Neurological conditions such as Alzheimer’s and dementia can also impact the quality of someone’s sleep. People with these conditions have difficulties following the daily sleep-wake cycle as the body clock is affected, particularly if they sleep quite often during the day. Confusion experienced at night through dementia can also have an impact on quality of sleep.
The Effects of Low-Quality Sleep
Most of us will recognize feeling a little irritable and struggling to concentrate when we have a bad night’s sleep. However, for those with sleep disorders, this is further compounded — and can increase the risk for these issues:
- Serious health problems including heart disease, stroke, diabetes and obesity
- Weakened immune system
- Memory issues
- Increased risk of stress, anxiety and depression

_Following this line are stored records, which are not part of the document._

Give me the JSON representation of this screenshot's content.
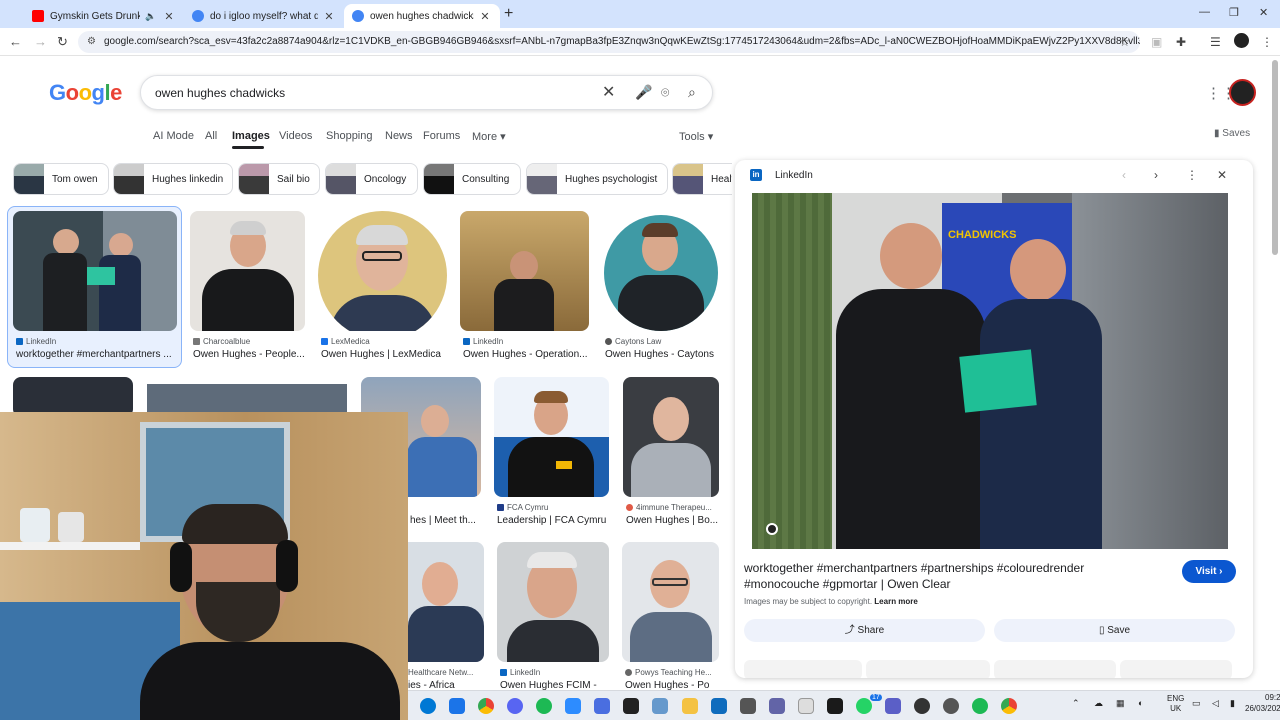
{
  "browser": {
    "tabs": [
      {
        "title": "Gymskin Gets Drunk on a Fl",
        "favicon_color": "#ff0000",
        "muted": true
      },
      {
        "title": "do i igloo myself? what does th",
        "favicon_color": "#4285f4"
      },
      {
        "title": "owen hughes chadwicks - Goo",
        "favicon_color": "#4285f4",
        "active": true
      }
    ],
    "url": "google.com/search?sca_esv=43fa2c2a8874a904&rlz=1C1VDKB_en-GBGB946GB946&sxsrf=ANbL-n7gmapBa3fpE3Znqw3nQqwKEwZtSg:1774517243064&udm=2&fbs=ADc_l-aN0CWEZBOHjofHoaMMDiKpaEWjvZ2Py1XXV8d8Kvll3p-ML-906rRL..."
  },
  "google": {
    "logo_letters": [
      "G",
      "o",
      "o",
      "g",
      "l",
      "e"
    ],
    "query": "owen hughes chadwicks",
    "tabs": [
      {
        "label": "AI Mode"
      },
      {
        "label": "All"
      },
      {
        "label": "Images",
        "active": true
      },
      {
        "label": "Videos"
      },
      {
        "label": "Shopping"
      },
      {
        "label": "News"
      },
      {
        "label": "Forums"
      },
      {
        "label": "More ▾"
      }
    ],
    "tools_label": "Tools ▾",
    "saves_label": "Saves"
  },
  "chips": [
    {
      "label": "Tom owen"
    },
    {
      "label": "Hughes linkedin"
    },
    {
      "label": "Sail bio"
    },
    {
      "label": "Oncology"
    },
    {
      "label": "Consulting"
    },
    {
      "label": "Hughes psychologist"
    },
    {
      "label": "Healt"
    }
  ],
  "results": [
    {
      "source": "LinkedIn",
      "caption": "worktogether #merchantpartners ...",
      "source_color": "#0a66c2"
    },
    {
      "source": "Charcoalblue",
      "caption": "Owen Hughes - People...",
      "source_color": "#777777"
    },
    {
      "source": "LexMedica",
      "caption": "Owen Hughes | LexMedica",
      "source_color": "#1a73e8"
    },
    {
      "source": "LinkedIn",
      "caption": "Owen Hughes - Operation...",
      "source_color": "#0a66c2"
    },
    {
      "source": "Caytons Law",
      "caption": "Owen Hughes - Caytons",
      "source_color": "#555555"
    },
    {
      "source": "",
      "caption": "hes | Meet th...",
      "source_color": "#777777"
    },
    {
      "source": "FCA Cymru",
      "caption": "Leadership | FCA Cymru",
      "source_color": "#1f3c88"
    },
    {
      "source": "4immune Therapeu...",
      "caption": "Owen Hughes | Bo...",
      "source_color": "#e05a47"
    },
    {
      "source": "Healthcare Netw...",
      "caption": "ies - Africa",
      "source_color": "#777777"
    },
    {
      "source": "LinkedIn",
      "caption": "Owen Hughes FCIM -",
      "source_color": "#0a66c2"
    },
    {
      "source": "Powys Teaching He...",
      "caption": "Owen Hughes - Po",
      "source_color": "#666666"
    }
  ],
  "panel": {
    "source": "LinkedIn",
    "title": "worktogether #merchantpartners #partnerships #colouredrender #monocouche #gpmortar | Owen Clear",
    "visit_label": "Visit ›",
    "copyright_text": "Images may be subject to copyright.",
    "learn_more": "Learn more",
    "share_label": "Share",
    "save_label": "Save",
    "sign_text": "CHADWICKS"
  },
  "taskbar": {
    "teams_badge": "17",
    "lang_top": "ENG",
    "lang_bottom": "UK",
    "time": "09:27",
    "date": "26/03/2026"
  },
  "colors": {
    "accent": "#0b57d0",
    "tabstrip": "#d3e3fd",
    "linkedin": "#0a66c2"
  }
}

- Concentration issues affecting productivity
- Increased accidents at work, home and in the car
Diagnosis and Treatment
A lack of sleep and fatigue can often be ignored as the by-product of busy lives. However, chronic fatigue should not be ignored — as sleep deprivation can increase the risk of serious health complications.
Sleep apnea can be treated once diagnosed, helping reduce or eliminate the symptoms which impact on sleep. In the case of obstructive sleep apnea common symptoms include:
- Excessive fatigue
- Loud snoring
- Frequent awakenings
- Morning headaches
- Dry mouth in the morning
- Increased irritability
Home Testing for OSA
Getting tested is straightforward and Millennium Sleep Lab provides portable testing kits which are delivered direct to the home. The results are analyzed and if OSA is diagnosed, an appropriate treatment course can be recommended depending on the severity of the disorder.
For moderate to severe OSA, continuous positive airway pressure (CPAP) therapy remains a main treatment option, using a device to supply air to keep the airways open as you sleep.
Sleep disorders can have similar symptoms which may result in problems with diagnosis. This is why testing for specific disorders such as OSA is so key for targeting correct treatments.
Insomniacs can often also have sleep apnea, which may go undiagnosed. Yet a home test for OSA will help a sleep specialist understand the cause of frequent awakenings at night — and lead to treatments that work for both sleep apnea and insomnia, as appropriate.
Just imagine it — a great night’s sleep, every single night. The first step is a consultation with an MSL sleep specialist, and an at-home sleep apnea test.